The reality is this: women on the whole can vote, they can work, they can make a choice to have a career or be a housewife, they can walk down the street. Nothing is superficially stopping them from pursuing any of these rights but that doesn’t mean any of these come without a cost.

Legislations declare it an act of discrimination to mistreat someone based on gender, race, class, (dis)ability etc, with a possibility (note: not a certainty) of facing repercussions, but that doesn’t patch up the loophole where someone can perpetrate prejudicial microggressions. Racial slurs, for example, sit on a very fine line between being outright and suggestively racist, clouding the waters in which one might interpret it as a spearhead attack on their ethnicity or a poorly-worded comment out of context. Coded language mask the implicit biases of managers who don’t promote women because they aren’t “strong” minded enough, too much of a “pushover”, guided by their “emotions” instead of “rationality” or insufficiently “confident” to make “big decisions”. B*tch! Tell me a woman is incapable of making big decisions when many of us have to weigh up a career prospect or carrying a baby for 9 months, never mind the lifelong commitment to raising, supporting and loving a child unconditionally! Or even remaining loyal to a job engagement so as not to be seen as “not having our priorities straight” when juggling the dilemma of ensuring (our) child is picked up from school.

Sure, there isn’t a physical hurdle blocking our path to walk outdoors but there aren’t hurdles from blocking predators from assaulting, harassing and brutalising us, either.

So here we are. Realising that these material improvements can only advance our ranks in society so far but that the attitudes many people continue to latch onto profoundly impact the quality of life women deserve to have.

Please, keep belittling us and shaking your head in exasperation as we moan and whine and weep over “not feeling safe” and how we should be allowed to wear what we want that won’t attract or invite unsolicited sexual attention or, God forbid, r*pe, and that we don’t like being called sensitive or weak or overly emotional when in actuality, we ungratefully have the right to work and choose what we do and how we do things, but y’all are missing the damn point.

Making these choices doesn’t come so easily because for most of us, our rationale behind these decisions are so embedded in our psyche to just f*cking survive in this world what with it being part of existing as a woman, and we weigh our options based on what will not lead us down a path that might end us up in the hands of an aggressive, entitled dangerous man who could rob us of our life, if not out dignity.

And if that doesn’t get through to you, because our take on what “dignity” means apparently differs from yours, then you’re honestly so drenched, so soaked, so drowned in privilege, so blinkered to hearing and listening to anyone who doesn’t share the same lifestyle, livelihood and outlook as you, perceiving them (i.e. us/women) being a menace, a nuisance and crybabies.

I don’t want to waste my breath on imbeciles who are unrelenting in their views.

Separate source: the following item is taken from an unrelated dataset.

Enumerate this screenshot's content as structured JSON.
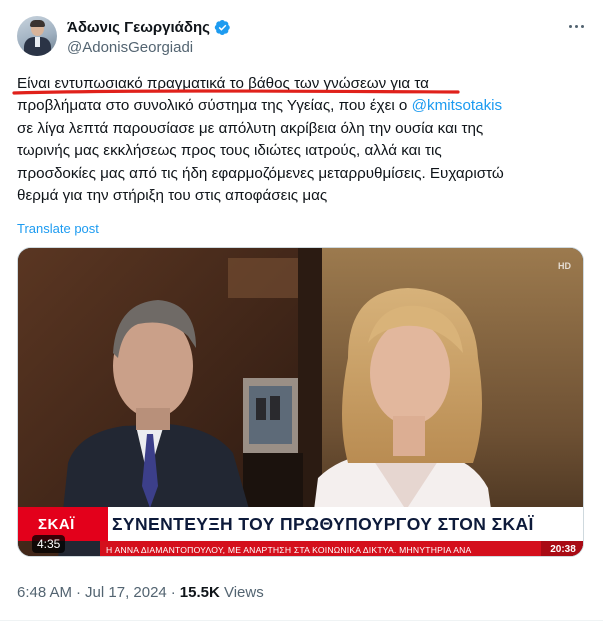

My ancestral activists, women and men alike, of all genders and sexualities, ages, ableism, races and classes, did not sacrifice their lives or themselves for us to scrape by at the bottom of the barrel. They fought for generations to follow to bloom, prosper and excel in whatever way we wish, so we could walk beside each other rather than at fragmented starting points. To work, to freely roam streets and public spaces, to vote, to be liberated are not luxuries and should not be treated as such.

For those who are afraid that once we finally hit these milestones, we will be demanding for more, then get yourselves ready because there will always be more. We be coming for it…




Unapologetically and shamelessly feminist. Hear me roar.